Honey is harvested by beekeepers using a cold centrifugation method, which means that heat sensitive ingredients are preserved. Even flower nectar contains many valuable ingredients. Manuka Honey contains also small amounts of the so-called plant secondary substances such as methylglyoxal, phenolic carboxylic acids and flavonoids. These ingredients also include magnesium, calcium, potassium, enzymes, fruit acids and vitamins.
Thanks to these natural ingredients, Manuka honey
has anti-inflammatory properties (Kojisäure)
has an antioxidant effect (Flavonoidy (Pinobanksin, Pinocembrin, Chrysin, Luteolin; Quercetin, Isorhamnetin), Heneicosan)
has antibacterial properties (Leptosperin / Glucose-Oxidase)
- supports wound healing (MGO)
has a positive effect on the immune system
helps in collagen cross-linking
The most important ingredient in honey, however, is the antibacterial methylglyoxal (MGO), which is formed by the breakdown of sugar.
It has already been medically established that Manuka honey is effective in combating "bacterial membrane". It is a layer of mucus produced by bacteria to protect them from washing and ointments. Manuka honey prevents this film from forming and makes bacteria susceptible to drugs and ointments
(Journal of Microbiology, Immunology and Infection (2016) 49, 161-167) Honey: A realistic antimicrobial for disorders of the skin Pauline McLoone a , Mary Warnock b, Lorna Fyfe)
Professor Peter Molan of the University of Waikato describes that the therapeutic effect of Manuka honey in promoting wound healing is faster than that of many antibiotics.
A NAUTAL ANTIBIOTIC
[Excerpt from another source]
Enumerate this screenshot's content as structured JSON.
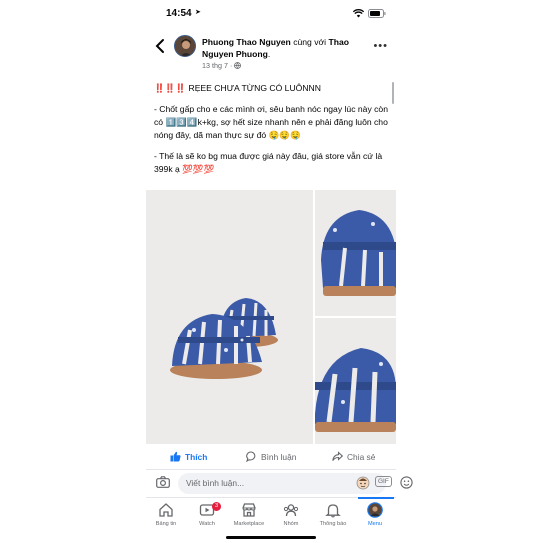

According to current studies, Manuka honey can be safely used as an alternative natural antibiotic, which exerts a stimulating effect on macrophages to release mediators needed for tissue healing and reducing microbial infections (AIMS Microbiology, 2018)